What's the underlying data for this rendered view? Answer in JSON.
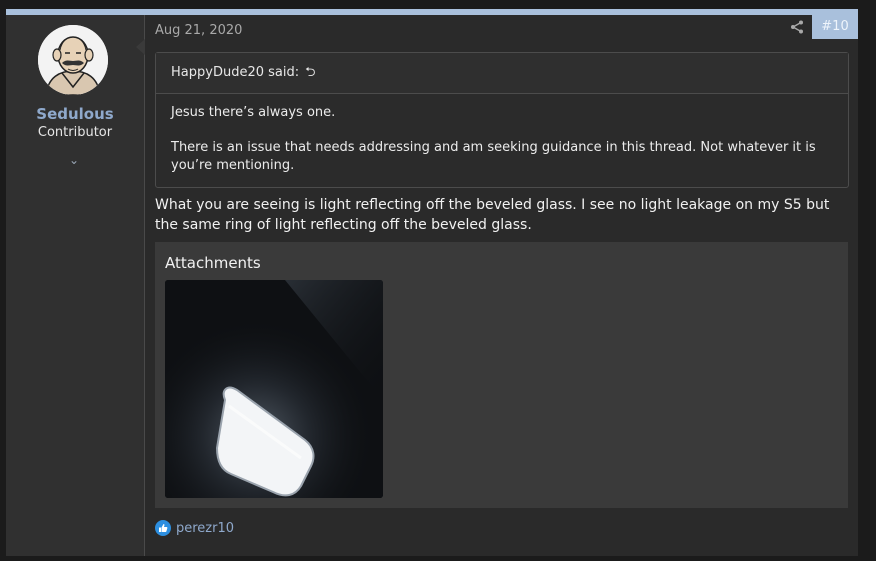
{
  "post": {
    "date": "Aug 21, 2020",
    "number": "#10",
    "share_icon": "share-icon"
  },
  "user": {
    "name": "Sedulous",
    "title": "Contributor",
    "expand_glyph": "⌄"
  },
  "quote": {
    "author_line": "HappyDude20 said:",
    "back_glyph": "⮌",
    "paragraphs": [
      "Jesus there’s always one.",
      "There is an issue that needs addressing and am seeking guidance in this thread. Not whatever it is you’re mentioning."
    ]
  },
  "message": "What you are seeing is light reflecting off the beveled glass. I see no light leakage on my S5 but the same ring of light reflecting off the beveled glass.",
  "attachments": {
    "title": "Attachments"
  },
  "reactions": {
    "icon": "like-icon",
    "users": "perezr10"
  },
  "colors": {
    "accent": "#a9c0dc",
    "username": "#8fa9cc",
    "like": "#2d8fe0"
  }
}
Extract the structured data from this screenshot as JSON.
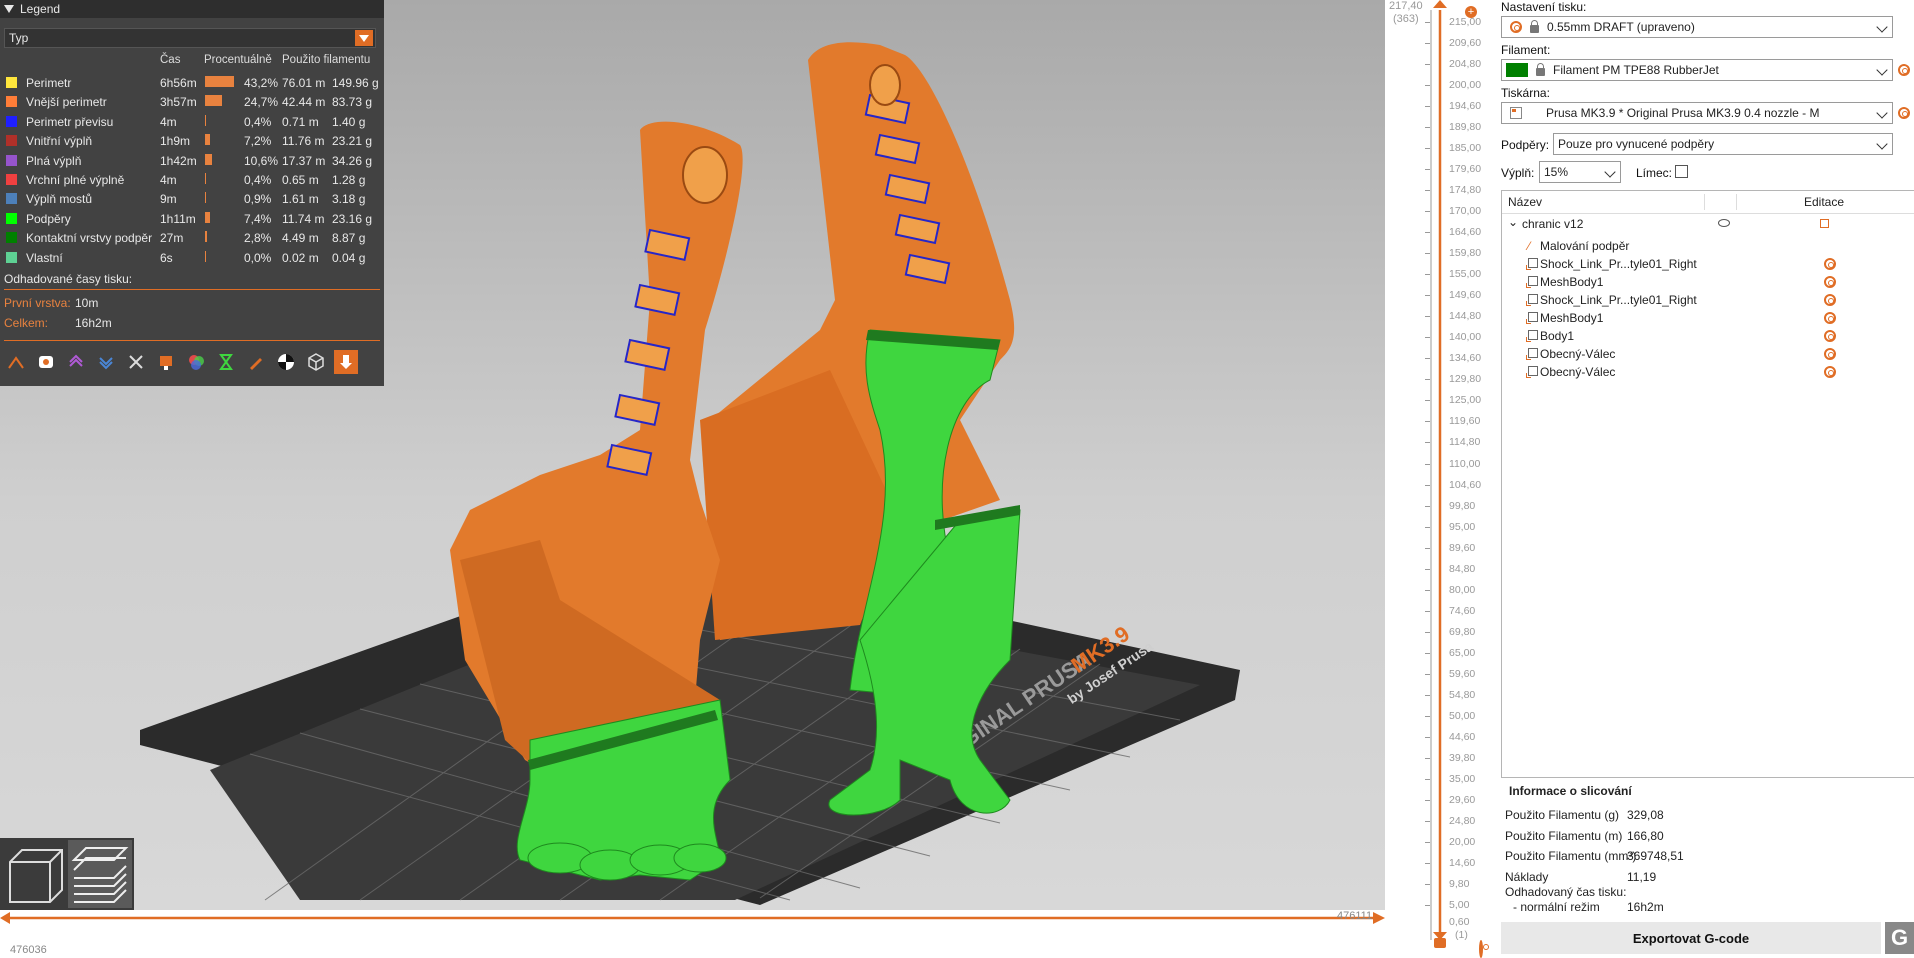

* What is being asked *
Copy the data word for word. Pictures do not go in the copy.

* Result for this exercise *
What's the underlying data for this rendered view? Answer in JSON.
{
  "post": {
    "date": "Aug 21, 2020",
    "number": "#10",
    "share_icon": "share-icon"
  },
  "user": {
    "name": "Sedulous",
    "title": "Contributor",
    "expand_glyph": "⌄"
  },
  "quote": {
    "author_line": "HappyDude20 said:",
    "back_glyph": "⮌",
    "paragraphs": [
      "Jesus there’s always one.",
      "There is an issue that needs addressing and am seeking guidance in this thread. Not whatever it is you’re mentioning."
    ]
  },
  "message": "What you are seeing is light reflecting off the beveled glass. I see no light leakage on my S5 but the same ring of light reflecting off the beveled glass.",
  "attachments": {
    "title": "Attachments"
  },
  "reactions": {
    "icon": "like-icon",
    "users": "perezr10"
  },
  "colors": {
    "accent": "#a9c0dc",
    "username": "#8fa9cc",
    "like": "#2d8fe0"
  }
}
Extract the structured data from this screenshot as JSON.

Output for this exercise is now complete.